- [Your objective]: Restating the records exactly is the whole task.

(Data records for software interfaces)
#####

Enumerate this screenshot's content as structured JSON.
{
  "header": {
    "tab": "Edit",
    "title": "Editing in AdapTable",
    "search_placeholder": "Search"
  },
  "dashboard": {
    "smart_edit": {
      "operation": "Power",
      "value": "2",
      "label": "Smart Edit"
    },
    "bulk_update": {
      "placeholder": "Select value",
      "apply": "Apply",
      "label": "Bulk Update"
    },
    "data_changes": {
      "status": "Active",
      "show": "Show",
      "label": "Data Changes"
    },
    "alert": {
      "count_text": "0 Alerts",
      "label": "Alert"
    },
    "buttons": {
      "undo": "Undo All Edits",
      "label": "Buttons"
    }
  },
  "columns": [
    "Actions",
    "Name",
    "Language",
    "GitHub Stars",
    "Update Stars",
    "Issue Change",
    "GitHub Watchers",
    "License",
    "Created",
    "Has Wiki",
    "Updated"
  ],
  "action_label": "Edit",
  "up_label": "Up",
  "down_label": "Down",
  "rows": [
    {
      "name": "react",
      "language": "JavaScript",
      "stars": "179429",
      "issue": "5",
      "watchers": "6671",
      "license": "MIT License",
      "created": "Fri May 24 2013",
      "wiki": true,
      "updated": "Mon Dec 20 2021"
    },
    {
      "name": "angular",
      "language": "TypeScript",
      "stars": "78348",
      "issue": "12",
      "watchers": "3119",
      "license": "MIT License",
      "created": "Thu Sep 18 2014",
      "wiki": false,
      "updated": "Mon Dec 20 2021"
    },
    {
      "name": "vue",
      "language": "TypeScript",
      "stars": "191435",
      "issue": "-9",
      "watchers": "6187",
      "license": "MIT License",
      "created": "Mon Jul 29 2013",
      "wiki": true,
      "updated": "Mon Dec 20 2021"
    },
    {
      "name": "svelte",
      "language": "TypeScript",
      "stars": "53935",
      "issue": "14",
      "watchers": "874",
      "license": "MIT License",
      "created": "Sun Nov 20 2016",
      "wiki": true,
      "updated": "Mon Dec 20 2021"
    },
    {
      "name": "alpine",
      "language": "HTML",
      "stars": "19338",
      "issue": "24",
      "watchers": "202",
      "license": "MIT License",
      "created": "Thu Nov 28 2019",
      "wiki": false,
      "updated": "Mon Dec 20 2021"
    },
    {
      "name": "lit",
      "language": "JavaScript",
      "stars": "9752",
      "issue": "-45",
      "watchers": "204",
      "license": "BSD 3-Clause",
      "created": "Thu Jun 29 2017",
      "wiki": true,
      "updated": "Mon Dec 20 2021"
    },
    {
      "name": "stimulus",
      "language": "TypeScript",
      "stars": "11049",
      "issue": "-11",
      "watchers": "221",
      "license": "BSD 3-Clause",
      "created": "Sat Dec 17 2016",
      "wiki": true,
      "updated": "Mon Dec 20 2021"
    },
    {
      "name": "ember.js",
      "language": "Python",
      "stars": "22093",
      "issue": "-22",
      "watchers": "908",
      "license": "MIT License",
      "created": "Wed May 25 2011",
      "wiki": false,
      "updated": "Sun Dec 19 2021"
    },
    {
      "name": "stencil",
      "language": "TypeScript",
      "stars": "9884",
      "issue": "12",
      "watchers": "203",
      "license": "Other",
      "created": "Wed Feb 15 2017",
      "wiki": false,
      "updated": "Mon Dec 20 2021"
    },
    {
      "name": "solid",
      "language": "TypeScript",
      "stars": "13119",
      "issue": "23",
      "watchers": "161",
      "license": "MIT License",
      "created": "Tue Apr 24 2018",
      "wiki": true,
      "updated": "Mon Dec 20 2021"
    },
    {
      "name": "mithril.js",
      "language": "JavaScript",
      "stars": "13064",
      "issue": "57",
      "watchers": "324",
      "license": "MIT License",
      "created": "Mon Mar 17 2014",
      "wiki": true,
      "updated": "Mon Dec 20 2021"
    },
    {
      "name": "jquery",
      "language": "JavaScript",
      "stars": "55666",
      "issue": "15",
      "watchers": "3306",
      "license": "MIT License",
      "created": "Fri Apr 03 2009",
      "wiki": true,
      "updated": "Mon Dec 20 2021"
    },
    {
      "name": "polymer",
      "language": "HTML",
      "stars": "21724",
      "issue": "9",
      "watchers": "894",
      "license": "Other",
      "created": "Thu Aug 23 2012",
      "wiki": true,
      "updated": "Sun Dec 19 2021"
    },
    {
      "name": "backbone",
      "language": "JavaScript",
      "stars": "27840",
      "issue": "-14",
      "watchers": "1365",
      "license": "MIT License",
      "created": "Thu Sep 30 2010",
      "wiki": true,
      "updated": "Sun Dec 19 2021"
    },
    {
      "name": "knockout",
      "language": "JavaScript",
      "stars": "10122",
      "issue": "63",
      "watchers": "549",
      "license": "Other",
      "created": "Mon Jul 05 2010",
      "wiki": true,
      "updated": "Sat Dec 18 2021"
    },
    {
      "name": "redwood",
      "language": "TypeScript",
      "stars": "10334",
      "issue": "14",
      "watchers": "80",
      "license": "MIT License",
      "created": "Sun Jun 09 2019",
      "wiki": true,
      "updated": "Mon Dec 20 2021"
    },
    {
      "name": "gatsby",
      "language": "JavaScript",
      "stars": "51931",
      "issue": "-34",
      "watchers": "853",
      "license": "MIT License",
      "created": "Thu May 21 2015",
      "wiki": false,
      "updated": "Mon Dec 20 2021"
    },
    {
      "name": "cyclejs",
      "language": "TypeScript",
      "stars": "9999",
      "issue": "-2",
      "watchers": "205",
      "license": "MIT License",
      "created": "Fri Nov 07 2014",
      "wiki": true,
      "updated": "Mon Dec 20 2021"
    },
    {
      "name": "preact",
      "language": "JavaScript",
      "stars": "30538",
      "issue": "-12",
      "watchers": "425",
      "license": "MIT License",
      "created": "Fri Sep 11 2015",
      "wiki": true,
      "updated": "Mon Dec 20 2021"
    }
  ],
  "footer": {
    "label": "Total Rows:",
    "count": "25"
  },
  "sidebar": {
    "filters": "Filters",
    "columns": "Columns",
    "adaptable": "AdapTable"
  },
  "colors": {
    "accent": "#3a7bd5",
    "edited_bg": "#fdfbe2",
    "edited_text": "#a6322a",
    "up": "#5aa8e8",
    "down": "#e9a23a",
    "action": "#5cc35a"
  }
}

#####

- [Reply]:
Enumerate this screenshot's content as structured JSON.
{
  "header": {
    "tab": "Edit",
    "title": "Editing in AdapTable",
    "search_placeholder": "Search"
  },
  "dashboard": {
    "smart_edit": {
      "operation": "Power",
      "value": "2",
      "label": "Smart Edit"
    },
    "bulk_update": {
      "placeholder": "Select value",
      "apply": "Apply",
      "label": "Bulk Update"
    },
    "data_changes": {
      "status": "Active",
      "show": "Show",
      "label": "Data Changes"
    },
    "alert": {
      "count_text": "0 Alerts",
      "label": "Alert"
    },
    "buttons": {
      "undo": "Undo All Edits",
      "label": "Buttons"
    }
  },
  "columns": [
    "Actions",
    "Name",
    "Language",
    "GitHub Stars",
    "Update Stars",
    "Issue Change",
    "GitHub Watchers",
    "License",
    "Created",
    "Has Wiki",
    "Updated"
  ],
  "action_label": "Edit",
  "up_label": "Up",
  "down_label": "Down",
  "rows": [
    {
      "name": "react",
      "language": "JavaScript",
      "stars": "179429",
      "issue": "5",
      "watchers": "6671",
      "license": "MIT License",
      "created": "Fri May 24 2013",
      "wiki": true,
      "updated": "Mon Dec 20 2021"
    },
    {
      "name": "angular",
      "language": "TypeScript",
      "stars": "78348",
      "issue": "12",
      "watchers": "3119",
      "license": "MIT License",
      "created": "Thu Sep 18 2014",
      "wiki": false,
      "updated": "Mon Dec 20 2021"
    },
    {
      "name": "vue",
      "language": "TypeScript",
      "stars": "191435",
      "issue": "-9",
      "watchers": "6187",
      "license": "MIT License",
      "created": "Mon Jul 29 2013",
      "wiki": true,
      "updated": "Mon Dec 20 2021"
    },
    {
      "name": "svelte",
      "language": "TypeScript",
      "stars": "53935",
      "issue": "14",
      "watchers": "874",
      "license": "MIT License",
      "created": "Sun Nov 20 2016",
      "wiki": true,
      "updated": "Mon Dec 20 2021"
    },
    {
      "name": "alpine",
      "language": "HTML",
      "stars": "19338",
      "issue": "24",
      "watchers": "202",
      "license": "MIT License",
      "created": "Thu Nov 28 2019",
      "wiki": false,
      "updated": "Mon Dec 20 2021"
    },
    {
      "name": "lit",
      "language": "JavaScript",
      "stars": "9752",
      "issue": "-45",
      "watchers": "204",
      "license": "BSD 3-Clause",
      "created": "Thu Jun 29 2017",
      "wiki": true,
      "updated": "Mon Dec 20 2021"
    },
    {
      "name": "stimulus",
      "language": "TypeScript",
      "stars": "11049",
      "issue": "-11",
      "watchers": "221",
      "license": "BSD 3-Clause",
      "created": "Sat Dec 17 2016",
      "wiki": true,
      "updated": "Mon Dec 20 2021"
    },
    {
      "name": "ember.js",
      "language": "Python",
      "stars": "22093",
      "issue": "-22",
      "watchers": "908",
      "license": "MIT License",
      "created": "Wed May 25 2011",
      "wiki": false,
      "updated": "Sun Dec 19 2021"
    },
    {
      "name": "stencil",
      "language": "TypeScript",
      "stars": "9884",
      "issue": "12",
      "watchers": "203",
      "license": "Other",
      "created": "Wed Feb 15 2017",
      "wiki": false,
      "updated": "Mon Dec 20 2021"
    },
    {
      "name": "solid",
      "language": "TypeScript",
      "stars": "13119",
      "issue": "23",
      "watchers": "161",
      "license": "MIT License",
      "created": "Tue Apr 24 2018",
      "wiki": true,
      "updated": "Mon Dec 20 2021"
    },
    {
      "name": "mithril.js",
      "language": "JavaScript",
      "stars": "13064",
      "issue": "57",
      "watchers": "324",
      "license": "MIT License",
      "created": "Mon Mar 17 2014",
      "wiki": true,
      "updated": "Mon Dec 20 2021"
    },
    {
      "name": "jquery",
      "language": "JavaScript",
      "stars": "55666",
      "issue": "15",
      "watchers": "3306",
      "license": "MIT License",
      "created": "Fri Apr 03 2009",
      "wiki": true,
      "updated": "Mon Dec 20 2021"
    },
    {
      "name": "polymer",
      "language": "HTML",
      "stars": "21724",
      "issue": "9",
      "watchers": "894",
      "license": "Other",
      "created": "Thu Aug 23 2012",
      "wiki": true,
      "updated": "Sun Dec 19 2021"
    },
    {
      "name": "backbone",
      "language": "JavaScript",
      "stars": "27840",
      "issue": "-14",
      "watchers": "1365",
      "license": "MIT License",
      "created": "Thu Sep 30 2010",
      "wiki": true,
      "updated": "Sun Dec 19 2021"
    },
    {
      "name": "knockout",
      "language": "JavaScript",
      "stars": "10122",
      "issue": "63",
      "watchers": "549",
      "license": "Other",
      "created": "Mon Jul 05 2010",
      "wiki": true,
      "updated": "Sat Dec 18 2021"
    },
    {
      "name": "redwood",
      "language": "TypeScript",
      "stars": "10334",
      "issue": "14",
      "watchers": "80",
      "license": "MIT License",
      "created": "Sun Jun 09 2019",
      "wiki": true,
      "updated": "Mon Dec 20 2021"
    },
    {
      "name": "gatsby",
      "language": "JavaScript",
      "stars": "51931",
      "issue": "-34",
      "watchers": "853",
      "license": "MIT License",
      "created": "Thu May 21 2015",
      "wiki": false,
      "updated": "Mon Dec 20 2021"
    },
    {
      "name": "cyclejs",
      "language": "TypeScript",
      "stars": "9999",
      "issue": "-2",
      "watchers": "205",
      "license": "MIT License",
      "created": "Fri Nov 07 2014",
      "wiki": true,
      "updated": "Mon Dec 20 2021"
    },
    {
      "name": "preact",
      "language": "JavaScript",
      "stars": "30538",
      "issue": "-12",
      "watchers": "425",
      "license": "MIT License",
      "created": "Fri Sep 11 2015",
      "wiki": true,
      "updated": "Mon Dec 20 2021"
    }
  ],
  "footer": {
    "label": "Total Rows:",
    "count": "25"
  },
  "sidebar": {
    "filters": "Filters",
    "columns": "Columns",
    "adaptable": "AdapTable"
  },
  "colors": {
    "accent": "#3a7bd5",
    "edited_bg": "#fdfbe2",
    "edited_text": "#a6322a",
    "up": "#5aa8e8",
    "down": "#e9a23a",
    "action": "#5cc35a"
  }
}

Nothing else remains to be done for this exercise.